What to produce — Copy all records verbatim, images excluded.

Extracted material —
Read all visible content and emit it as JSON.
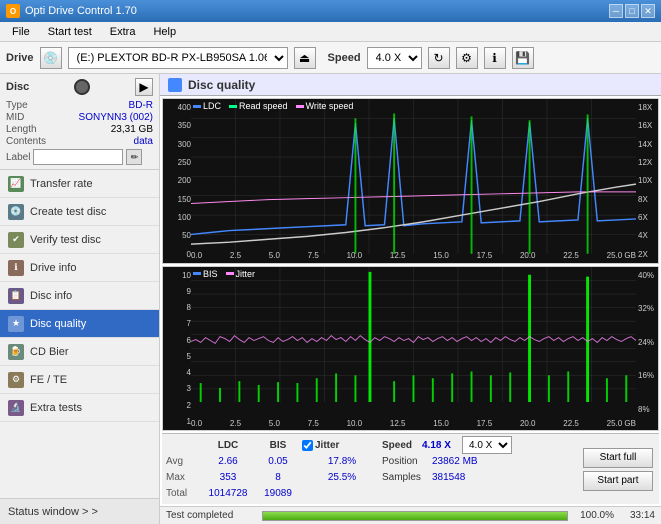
{
  "app": {
    "title": "Opti Drive Control 1.70",
    "icon": "ODC"
  },
  "titlebar": {
    "title": "Opti Drive Control 1.70",
    "minimize": "─",
    "maximize": "□",
    "close": "✕"
  },
  "menubar": {
    "items": [
      "File",
      "Start test",
      "Extra",
      "Help"
    ]
  },
  "toolbar": {
    "drive_label": "Drive",
    "drive_value": "(E:)  PLEXTOR BD-R  PX-LB950SA 1.06",
    "speed_label": "Speed",
    "speed_value": "4.0 X"
  },
  "disc": {
    "section_title": "Disc",
    "type_label": "Type",
    "type_value": "BD-R",
    "mid_label": "MID",
    "mid_value": "SONYNN3 (002)",
    "length_label": "Length",
    "length_value": "23,31 GB",
    "contents_label": "Contents",
    "contents_value": "data",
    "label_label": "Label",
    "label_placeholder": ""
  },
  "nav": {
    "items": [
      {
        "id": "transfer-rate",
        "label": "Transfer rate",
        "icon": "📈"
      },
      {
        "id": "create-test",
        "label": "Create test disc",
        "icon": "💿"
      },
      {
        "id": "verify-test",
        "label": "Verify test disc",
        "icon": "✔"
      },
      {
        "id": "drive-info",
        "label": "Drive info",
        "icon": "ℹ"
      },
      {
        "id": "disc-info",
        "label": "Disc info",
        "icon": "📋"
      },
      {
        "id": "disc-quality",
        "label": "Disc quality",
        "icon": "★",
        "active": true
      },
      {
        "id": "cd-bier",
        "label": "CD Bier",
        "icon": "🍺"
      },
      {
        "id": "fe-te",
        "label": "FE / TE",
        "icon": "⚙"
      },
      {
        "id": "extra-tests",
        "label": "Extra tests",
        "icon": "🔬"
      }
    ],
    "status_window": "Status window > >"
  },
  "disc_quality": {
    "title": "Disc quality",
    "legend": {
      "ldc": "LDC",
      "read_speed": "Read speed",
      "write_speed": "Write speed"
    },
    "chart1": {
      "y_labels_left": [
        "400",
        "350",
        "300",
        "250",
        "200",
        "150",
        "100",
        "50",
        "0"
      ],
      "y_labels_right": [
        "18X",
        "16X",
        "14X",
        "12X",
        "10X",
        "8X",
        "6X",
        "4X",
        "2X"
      ],
      "x_labels": [
        "0.0",
        "2.5",
        "5.0",
        "7.5",
        "10.0",
        "12.5",
        "15.0",
        "17.5",
        "20.0",
        "22.5",
        "25.0 GB"
      ]
    },
    "chart2": {
      "legend": {
        "bis": "BIS",
        "jitter": "Jitter"
      },
      "y_labels_left": [
        "10",
        "9",
        "8",
        "7",
        "6",
        "5",
        "4",
        "3",
        "2",
        "1"
      ],
      "y_labels_right": [
        "40%",
        "32%",
        "24%",
        "16%",
        "8%"
      ],
      "x_labels": [
        "0.0",
        "2.5",
        "5.0",
        "7.5",
        "10.0",
        "12.5",
        "15.0",
        "17.5",
        "20.0",
        "22.5",
        "25.0 GB"
      ]
    }
  },
  "stats": {
    "headers": [
      "",
      "LDC",
      "BIS",
      "",
      "Jitter",
      "Speed",
      ""
    ],
    "avg_label": "Avg",
    "avg_ldc": "2.66",
    "avg_bis": "0.05",
    "avg_jitter": "17.8%",
    "max_label": "Max",
    "max_ldc": "353",
    "max_bis": "8",
    "max_jitter": "25.5%",
    "total_label": "Total",
    "total_ldc": "1014728",
    "total_bis": "19089",
    "jitter_checked": true,
    "jitter_label": "Jitter",
    "speed_val": "4.18 X",
    "speed_select": "4.0 X",
    "position_label": "Position",
    "position_val": "23862 MB",
    "samples_label": "Samples",
    "samples_val": "381548",
    "start_full": "Start full",
    "start_part": "Start part"
  },
  "progress": {
    "status": "Test completed",
    "percent": "100.0%",
    "percent_num": 100,
    "time": "33:14"
  }
}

Exercise answer —
Read all visible content and emit it as JSON.
{
  "app": {
    "title": "Opti Drive Control 1.70",
    "icon": "ODC"
  },
  "titlebar": {
    "title": "Opti Drive Control 1.70",
    "minimize": "─",
    "maximize": "□",
    "close": "✕"
  },
  "menubar": {
    "items": [
      "File",
      "Start test",
      "Extra",
      "Help"
    ]
  },
  "toolbar": {
    "drive_label": "Drive",
    "drive_value": "(E:)  PLEXTOR BD-R  PX-LB950SA 1.06",
    "speed_label": "Speed",
    "speed_value": "4.0 X"
  },
  "disc": {
    "section_title": "Disc",
    "type_label": "Type",
    "type_value": "BD-R",
    "mid_label": "MID",
    "mid_value": "SONYNN3 (002)",
    "length_label": "Length",
    "length_value": "23,31 GB",
    "contents_label": "Contents",
    "contents_value": "data",
    "label_label": "Label",
    "label_placeholder": ""
  },
  "nav": {
    "items": [
      {
        "id": "transfer-rate",
        "label": "Transfer rate",
        "icon": "📈"
      },
      {
        "id": "create-test",
        "label": "Create test disc",
        "icon": "💿"
      },
      {
        "id": "verify-test",
        "label": "Verify test disc",
        "icon": "✔"
      },
      {
        "id": "drive-info",
        "label": "Drive info",
        "icon": "ℹ"
      },
      {
        "id": "disc-info",
        "label": "Disc info",
        "icon": "📋"
      },
      {
        "id": "disc-quality",
        "label": "Disc quality",
        "icon": "★",
        "active": true
      },
      {
        "id": "cd-bier",
        "label": "CD Bier",
        "icon": "🍺"
      },
      {
        "id": "fe-te",
        "label": "FE / TE",
        "icon": "⚙"
      },
      {
        "id": "extra-tests",
        "label": "Extra tests",
        "icon": "🔬"
      }
    ],
    "status_window": "Status window > >"
  },
  "disc_quality": {
    "title": "Disc quality",
    "legend": {
      "ldc": "LDC",
      "read_speed": "Read speed",
      "write_speed": "Write speed"
    },
    "chart1": {
      "y_labels_left": [
        "400",
        "350",
        "300",
        "250",
        "200",
        "150",
        "100",
        "50",
        "0"
      ],
      "y_labels_right": [
        "18X",
        "16X",
        "14X",
        "12X",
        "10X",
        "8X",
        "6X",
        "4X",
        "2X"
      ],
      "x_labels": [
        "0.0",
        "2.5",
        "5.0",
        "7.5",
        "10.0",
        "12.5",
        "15.0",
        "17.5",
        "20.0",
        "22.5",
        "25.0 GB"
      ]
    },
    "chart2": {
      "legend": {
        "bis": "BIS",
        "jitter": "Jitter"
      },
      "y_labels_left": [
        "10",
        "9",
        "8",
        "7",
        "6",
        "5",
        "4",
        "3",
        "2",
        "1"
      ],
      "y_labels_right": [
        "40%",
        "32%",
        "24%",
        "16%",
        "8%"
      ],
      "x_labels": [
        "0.0",
        "2.5",
        "5.0",
        "7.5",
        "10.0",
        "12.5",
        "15.0",
        "17.5",
        "20.0",
        "22.5",
        "25.0 GB"
      ]
    }
  },
  "stats": {
    "headers": [
      "",
      "LDC",
      "BIS",
      "",
      "Jitter",
      "Speed",
      ""
    ],
    "avg_label": "Avg",
    "avg_ldc": "2.66",
    "avg_bis": "0.05",
    "avg_jitter": "17.8%",
    "max_label": "Max",
    "max_ldc": "353",
    "max_bis": "8",
    "max_jitter": "25.5%",
    "total_label": "Total",
    "total_ldc": "1014728",
    "total_bis": "19089",
    "jitter_checked": true,
    "jitter_label": "Jitter",
    "speed_val": "4.18 X",
    "speed_select": "4.0 X",
    "position_label": "Position",
    "position_val": "23862 MB",
    "samples_label": "Samples",
    "samples_val": "381548",
    "start_full": "Start full",
    "start_part": "Start part"
  },
  "progress": {
    "status": "Test completed",
    "percent": "100.0%",
    "percent_num": 100,
    "time": "33:14"
  }
}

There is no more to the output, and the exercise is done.